Is Apple losing market share in education?

If you listened to Apple's CFO, Peter Oppenheimer, on Tuesday's analyst call, the answer would be a fairly definitive no. The education market just stinks all around:You read the same things we do about the state budget situations and the school districts are under a lot of pressure in pretty much every state around the country.

If you listened to Apple's CFO, Peter Oppenheimer, on Tuesday's analyst call, the answer would be a fairly definitive no. The education market just stinks all around:

You read the same things we do about the state budget situations and the school districts are under a lot of pressure in pretty much every state around the country. I have seen no evidence we are losing market share in education and so I think it is really just a budget issue. We have now entered in the June quarter the education buying season. June tends to be more dominated by K-12 and then September will be more dominated typically by higher ed. This year we expect it to be competitive but we are going to put on our uniforms, suit up and we look forward to competing.
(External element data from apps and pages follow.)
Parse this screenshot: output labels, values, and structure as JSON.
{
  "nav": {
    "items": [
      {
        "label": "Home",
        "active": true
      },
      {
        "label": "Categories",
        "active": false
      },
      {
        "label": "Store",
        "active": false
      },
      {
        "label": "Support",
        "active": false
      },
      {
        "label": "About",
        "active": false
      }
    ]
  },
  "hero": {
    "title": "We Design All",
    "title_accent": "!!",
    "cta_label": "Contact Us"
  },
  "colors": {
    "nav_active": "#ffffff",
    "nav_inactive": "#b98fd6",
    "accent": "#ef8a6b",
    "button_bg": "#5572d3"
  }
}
He's right about the pressure, at least. Grants are drying up and states budgets often run a year behind national trends as property taxes so often fund education (as homes are foreclosed upon or home values decrease, tax revenues also fall). This year was tough, but buoyed in many ways by stimulus funds. More stimulus funds are coming, but it's widely acknowledged that FY 2012 will not be pretty in education and many schools are tightening their belts now to prepare for a funding cliff.

Similarly, state universities and community colleges are seeing unprecedented demand as students can no longer afford private education. If a student is going off to school in the fall and looking to save money, what will be their computer of choice?
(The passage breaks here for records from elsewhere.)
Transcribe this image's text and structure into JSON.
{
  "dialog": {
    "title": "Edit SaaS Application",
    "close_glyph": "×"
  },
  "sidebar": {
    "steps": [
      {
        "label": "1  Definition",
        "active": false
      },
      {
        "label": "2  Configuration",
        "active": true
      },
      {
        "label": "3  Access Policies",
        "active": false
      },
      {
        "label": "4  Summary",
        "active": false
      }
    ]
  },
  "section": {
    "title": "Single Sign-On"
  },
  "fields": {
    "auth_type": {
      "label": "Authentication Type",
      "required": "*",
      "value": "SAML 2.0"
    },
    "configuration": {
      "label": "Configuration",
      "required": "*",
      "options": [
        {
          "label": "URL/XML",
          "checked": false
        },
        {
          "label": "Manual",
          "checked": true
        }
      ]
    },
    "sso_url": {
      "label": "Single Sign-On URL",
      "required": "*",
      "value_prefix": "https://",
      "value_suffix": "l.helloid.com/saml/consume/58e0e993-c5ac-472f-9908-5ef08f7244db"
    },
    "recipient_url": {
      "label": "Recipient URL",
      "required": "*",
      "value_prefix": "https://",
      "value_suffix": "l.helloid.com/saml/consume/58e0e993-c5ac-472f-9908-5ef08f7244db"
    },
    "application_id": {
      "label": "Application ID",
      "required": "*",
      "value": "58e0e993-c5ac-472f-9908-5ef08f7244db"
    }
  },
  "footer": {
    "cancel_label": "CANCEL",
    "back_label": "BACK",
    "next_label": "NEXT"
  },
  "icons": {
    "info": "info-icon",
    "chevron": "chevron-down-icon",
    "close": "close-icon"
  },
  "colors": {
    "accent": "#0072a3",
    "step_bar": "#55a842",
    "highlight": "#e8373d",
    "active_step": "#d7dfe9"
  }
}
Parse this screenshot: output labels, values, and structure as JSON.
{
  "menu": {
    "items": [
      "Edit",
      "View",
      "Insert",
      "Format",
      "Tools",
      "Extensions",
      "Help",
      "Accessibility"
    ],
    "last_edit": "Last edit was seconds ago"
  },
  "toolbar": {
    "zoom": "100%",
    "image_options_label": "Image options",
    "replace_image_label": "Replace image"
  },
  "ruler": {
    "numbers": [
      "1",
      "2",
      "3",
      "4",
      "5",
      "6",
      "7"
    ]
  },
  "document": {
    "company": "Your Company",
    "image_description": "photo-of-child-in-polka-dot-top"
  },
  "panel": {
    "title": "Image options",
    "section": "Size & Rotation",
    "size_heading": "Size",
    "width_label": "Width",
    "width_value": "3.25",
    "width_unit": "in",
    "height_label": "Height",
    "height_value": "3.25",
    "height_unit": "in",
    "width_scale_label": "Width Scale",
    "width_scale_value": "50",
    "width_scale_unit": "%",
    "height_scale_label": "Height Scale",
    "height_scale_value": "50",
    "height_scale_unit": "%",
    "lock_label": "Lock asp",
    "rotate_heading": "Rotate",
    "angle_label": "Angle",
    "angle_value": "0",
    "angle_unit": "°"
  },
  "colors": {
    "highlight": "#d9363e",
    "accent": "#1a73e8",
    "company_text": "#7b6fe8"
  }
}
And how about those public K-12 schools struggling under financial "pressure"? I've argued for a long time that Apple's lack of entry-level computing hardware hurts it in a setting where price is king, no matter how good OS X might be or how slick the hardware might appear. Unfortunately, it isn't as simple as looking at Dell's cheapest models and Apple's cheapest models and then writing purchase orders for Dells.
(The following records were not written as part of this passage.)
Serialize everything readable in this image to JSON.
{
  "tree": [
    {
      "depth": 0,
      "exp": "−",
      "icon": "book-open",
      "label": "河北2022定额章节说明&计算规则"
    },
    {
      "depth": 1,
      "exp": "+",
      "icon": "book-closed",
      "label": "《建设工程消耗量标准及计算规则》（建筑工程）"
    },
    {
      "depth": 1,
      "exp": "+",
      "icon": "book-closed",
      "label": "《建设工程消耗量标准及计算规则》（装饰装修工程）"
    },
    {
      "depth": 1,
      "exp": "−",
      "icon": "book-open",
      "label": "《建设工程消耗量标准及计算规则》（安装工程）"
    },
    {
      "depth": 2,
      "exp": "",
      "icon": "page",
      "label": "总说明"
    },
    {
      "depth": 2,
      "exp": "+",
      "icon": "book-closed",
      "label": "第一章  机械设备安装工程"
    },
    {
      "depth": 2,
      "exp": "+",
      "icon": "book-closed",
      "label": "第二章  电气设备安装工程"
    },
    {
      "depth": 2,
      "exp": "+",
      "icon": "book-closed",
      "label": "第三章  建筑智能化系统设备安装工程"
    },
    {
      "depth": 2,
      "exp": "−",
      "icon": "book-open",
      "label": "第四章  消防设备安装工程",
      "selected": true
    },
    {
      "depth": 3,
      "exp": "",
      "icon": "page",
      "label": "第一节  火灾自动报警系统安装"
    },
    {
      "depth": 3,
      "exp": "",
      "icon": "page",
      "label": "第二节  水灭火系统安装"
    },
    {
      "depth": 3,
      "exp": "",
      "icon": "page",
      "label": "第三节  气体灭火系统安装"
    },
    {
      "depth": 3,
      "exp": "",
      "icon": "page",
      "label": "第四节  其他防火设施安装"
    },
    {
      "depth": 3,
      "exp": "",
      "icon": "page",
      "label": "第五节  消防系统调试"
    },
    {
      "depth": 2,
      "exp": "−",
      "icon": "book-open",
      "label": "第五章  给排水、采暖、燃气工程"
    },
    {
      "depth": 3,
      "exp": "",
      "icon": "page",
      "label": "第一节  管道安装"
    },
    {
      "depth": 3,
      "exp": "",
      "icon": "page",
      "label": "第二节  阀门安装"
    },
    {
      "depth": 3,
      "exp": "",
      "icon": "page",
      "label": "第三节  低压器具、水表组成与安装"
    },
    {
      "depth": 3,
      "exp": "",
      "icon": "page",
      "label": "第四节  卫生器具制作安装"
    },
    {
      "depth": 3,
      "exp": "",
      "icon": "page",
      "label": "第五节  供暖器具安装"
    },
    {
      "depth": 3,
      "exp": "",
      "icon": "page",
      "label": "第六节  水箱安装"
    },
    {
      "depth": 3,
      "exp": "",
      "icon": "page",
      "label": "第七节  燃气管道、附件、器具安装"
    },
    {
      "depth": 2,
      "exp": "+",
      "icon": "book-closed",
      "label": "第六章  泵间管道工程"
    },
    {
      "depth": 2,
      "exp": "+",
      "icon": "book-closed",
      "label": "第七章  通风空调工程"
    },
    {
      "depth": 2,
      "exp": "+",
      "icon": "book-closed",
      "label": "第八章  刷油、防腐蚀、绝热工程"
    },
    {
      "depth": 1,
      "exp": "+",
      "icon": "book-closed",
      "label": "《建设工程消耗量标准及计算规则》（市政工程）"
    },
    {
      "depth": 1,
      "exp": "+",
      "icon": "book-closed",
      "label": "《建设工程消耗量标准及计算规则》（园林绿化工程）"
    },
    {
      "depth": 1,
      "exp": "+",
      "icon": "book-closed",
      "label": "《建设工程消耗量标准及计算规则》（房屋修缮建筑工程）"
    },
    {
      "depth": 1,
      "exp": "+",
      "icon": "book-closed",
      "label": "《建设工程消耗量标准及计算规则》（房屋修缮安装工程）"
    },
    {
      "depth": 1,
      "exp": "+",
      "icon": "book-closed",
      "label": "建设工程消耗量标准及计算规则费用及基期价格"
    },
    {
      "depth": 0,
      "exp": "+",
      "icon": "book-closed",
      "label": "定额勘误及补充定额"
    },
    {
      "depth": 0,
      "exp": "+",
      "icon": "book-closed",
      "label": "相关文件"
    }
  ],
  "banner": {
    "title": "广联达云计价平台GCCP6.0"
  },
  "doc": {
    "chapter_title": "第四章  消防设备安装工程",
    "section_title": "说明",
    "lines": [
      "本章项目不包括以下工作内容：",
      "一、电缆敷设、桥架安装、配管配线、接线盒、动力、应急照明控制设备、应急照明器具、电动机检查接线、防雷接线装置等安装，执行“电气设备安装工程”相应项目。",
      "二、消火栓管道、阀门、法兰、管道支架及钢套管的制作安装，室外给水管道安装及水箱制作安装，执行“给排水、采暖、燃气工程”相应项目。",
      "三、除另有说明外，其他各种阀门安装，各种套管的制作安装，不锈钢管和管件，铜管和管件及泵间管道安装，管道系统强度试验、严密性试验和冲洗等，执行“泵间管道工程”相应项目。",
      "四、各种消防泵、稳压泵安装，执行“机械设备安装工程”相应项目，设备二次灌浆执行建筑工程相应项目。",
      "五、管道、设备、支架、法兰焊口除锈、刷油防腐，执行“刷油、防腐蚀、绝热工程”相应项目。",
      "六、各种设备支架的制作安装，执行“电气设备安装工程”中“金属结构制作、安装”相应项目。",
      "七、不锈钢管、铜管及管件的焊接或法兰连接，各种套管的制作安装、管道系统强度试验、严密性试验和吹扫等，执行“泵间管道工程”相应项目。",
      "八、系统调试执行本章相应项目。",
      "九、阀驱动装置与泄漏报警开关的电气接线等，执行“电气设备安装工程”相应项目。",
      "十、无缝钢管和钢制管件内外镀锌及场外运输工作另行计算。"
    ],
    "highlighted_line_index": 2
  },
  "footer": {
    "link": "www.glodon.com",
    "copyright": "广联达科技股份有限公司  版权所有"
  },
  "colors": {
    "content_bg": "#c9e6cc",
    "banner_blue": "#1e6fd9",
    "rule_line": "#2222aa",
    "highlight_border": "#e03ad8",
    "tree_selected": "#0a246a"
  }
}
This month, I took a long-term loaner MacBook Pro (no, not one of the new ones, darnit) and iPod Touch to evaluate as an educational platform, after my salesperson convinced me to look beyond the bottom line at a potentially important value proposition. Most of us, no matter how much we might like Linux or Windows, will acknowledge that creating content on a Mac and then pushing it to devices like the Touch or the iPad is really easy. We'll also most likely acknowledge that really easy is the name of the game if we want teachers to embrace 21st Century tools and pedagogy.

So far, with a few clicks I've pushed free podcasts from a variety of sources (NPR, Public Radio International, PBS, etc.) onto the Touch, loaded up PDFs and free eBooks, and automatically created audio files from text that I could listen to later on the Touch. I've organized and loaded up images and video and managed a collection of free learning apps like those from Smart.fm.

And there's the value: teachers enabled to create and manage content on inexpensive devices that students can all use in a cheap 1:1 environment.

So back to the original question: Is Apple losing market share in education, despite Oppenheimer's go-get-'em spin on a dismal market? Actually, I think Apple has the potential to gain market share by pushing iPads and iPod Touches as inexpensive 1:1 devices. However, what will that do to their profitability in education? Perhaps volume can make up for the high margins of the MacBook Pros and quad-core iMacs that only a small number of content creators might need. Regardless, Apple needs to keep in mind that students who use an iPad or an iPod in school may very well seek out Apple products later on. These devices actually provide Apple with a unique opportunity in education. Now we just need to see what happens as the tablet competitors roll out over the next few months.